The FDA’s Updated Premarket Guidance Demonstrates a Shift in Cybersecurity Best Practices
Cybersecurity has been a top priority for the healthcare community in recent years, because of the significant upsurge in utilizing wireless, internet- or network-connected medical devices and because of the increased number of cybersecurity attacks aimed at healthcare systems and hospitals across the country.
Those attacks are a primary reason the U.S. Food and Drug Administration (FDA) released an updated draft this past October of its premarket guidance concerning medical device cybersecurity, says Terry Moon, senior director of strategic sourcing for HealthTrust.
“I believe this was a reaction from the FDA,” Moon explains. “If some of those high-profile cybersecurity vulnerabilities on certain medical devices had not been breached, the FDA would have most likely kept the previous 2014 guidelines in place.”
In addition to specifying what information medical device manufacturers should gather prior to submitting new products for FDA review, the FDA’s updated guidance also includes recommendations for manufacturers on how to assess cybersecurity in the development and review of their premarket products. The latter could prove especially useful if an issue with the device were to arise, as this could speed how quickly the problem could be identified and resolved.
Marc Sammons, director of strategic sourcing for HealthTrust, says the FDA’s shift in tone was what first struck him when reviewing the updated guidelines. “When it comes to medical device security, the reflex is to refer to the FDA’s guidance,” Sammons explains. “So the fact that the FDA is weighing in on cybersecurity recommendations is positive. This will be helpful when it comes to changing the industry by recognizing that many of these medical devices have to go through a number of different steps to even be approved.”

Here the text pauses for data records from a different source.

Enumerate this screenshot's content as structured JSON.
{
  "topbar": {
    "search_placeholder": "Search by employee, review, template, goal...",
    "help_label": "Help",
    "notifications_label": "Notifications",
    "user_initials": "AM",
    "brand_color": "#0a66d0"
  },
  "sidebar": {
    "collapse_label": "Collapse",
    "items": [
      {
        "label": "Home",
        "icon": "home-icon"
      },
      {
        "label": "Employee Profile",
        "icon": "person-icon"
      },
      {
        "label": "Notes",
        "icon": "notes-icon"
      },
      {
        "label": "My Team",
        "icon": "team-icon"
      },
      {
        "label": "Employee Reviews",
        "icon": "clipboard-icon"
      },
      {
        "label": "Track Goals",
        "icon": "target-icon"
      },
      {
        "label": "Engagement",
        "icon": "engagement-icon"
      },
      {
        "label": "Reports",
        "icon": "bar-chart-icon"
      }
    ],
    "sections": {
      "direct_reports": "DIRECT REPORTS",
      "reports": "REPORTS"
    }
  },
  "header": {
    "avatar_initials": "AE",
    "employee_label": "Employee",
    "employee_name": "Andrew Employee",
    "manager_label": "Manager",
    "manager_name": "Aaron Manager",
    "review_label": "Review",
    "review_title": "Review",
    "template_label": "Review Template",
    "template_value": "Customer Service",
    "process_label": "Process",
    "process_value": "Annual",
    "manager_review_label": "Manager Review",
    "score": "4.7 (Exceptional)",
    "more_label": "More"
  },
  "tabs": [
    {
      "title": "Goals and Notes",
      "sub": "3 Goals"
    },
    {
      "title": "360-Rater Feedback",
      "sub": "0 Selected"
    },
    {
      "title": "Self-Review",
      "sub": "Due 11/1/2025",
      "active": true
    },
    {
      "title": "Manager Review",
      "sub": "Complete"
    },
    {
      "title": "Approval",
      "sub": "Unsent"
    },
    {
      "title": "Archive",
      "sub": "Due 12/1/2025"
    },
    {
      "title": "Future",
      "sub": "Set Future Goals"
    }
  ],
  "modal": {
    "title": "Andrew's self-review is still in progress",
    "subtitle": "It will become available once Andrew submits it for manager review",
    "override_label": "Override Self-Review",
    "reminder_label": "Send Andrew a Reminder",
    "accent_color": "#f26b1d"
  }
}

According to Moon, the guidance suggests the FDA is listening to the hospital systems that have been crying for help.
“They haven’t had the kind of power or influence to demand change from medical device OEMs [original equipment manufacturers]. So, there seems to be a good alignment between what our members want and what the FDA is suggesting is the right thing to do,” he says.
Another striking distinction between the updated guidance and the 2014 version is that the newer version requires manufacturers of internet-connected medical devices to provide customers with a Cybersecurity Bill of Materials (CBOM). Essentially, a CBOM would require manufacturers of internet-connected medical devices to list the commercial or off-the-shelf software and hardware components that could be susceptible to vulnerabilities.
The inclusion of the CBOM rule is seen as a proactive move for those in medical device security.
“Having a list of all the different components involved in making a product work is, at the very least, something that can be entered into an inventory and used to help mitigate risk across the entire organization,” Sammons says.
Though the updated premarket guidance may signal the FDA’s resolve to strengthen its cybersecurity measures, the vast majority of the guidance is made up of non-binding recommendations—meaning those FDA-recommended responsibilities are not legally enforceable. Similarly, the new guidance also describes the negotiation of contracts between medical device manufacturers and healthcare providers as a shared responsibility. Sammons explains that while the phrase “shared responsibility” could be open for debate, the FDA does clearly outline what it believes manufacturers need to consider when submitting a premarket product for review.
“Many of the product lines in the medical device space are deficient from a cybersecurity perspective, especially when you compare healthcare to the financial or banking industries,” Sammons says. “In finance, there are very specific rules and must-dos. I think this signifies the beginning of a shift where the medical device community is going to start seeing more and more must-dos, instead of should-dos, so the FDA is responding in kind.”
Though Moon believes the patient safety recommendations for manufacturers was a positive improvement on the 2014 guidelines, he was disappointed in the lack of legally binding rules. “There still needs to be some sort of penalty for not meeting these guidelines,” he adds. “Until that happens, it’s never something we can lean on 100 percent. With or without the FDA’s support, we have to evaluate all opportunities to protect patients because our job is to continue to push for stronger cybersecurity measures on behalf of all HealthTrust members.”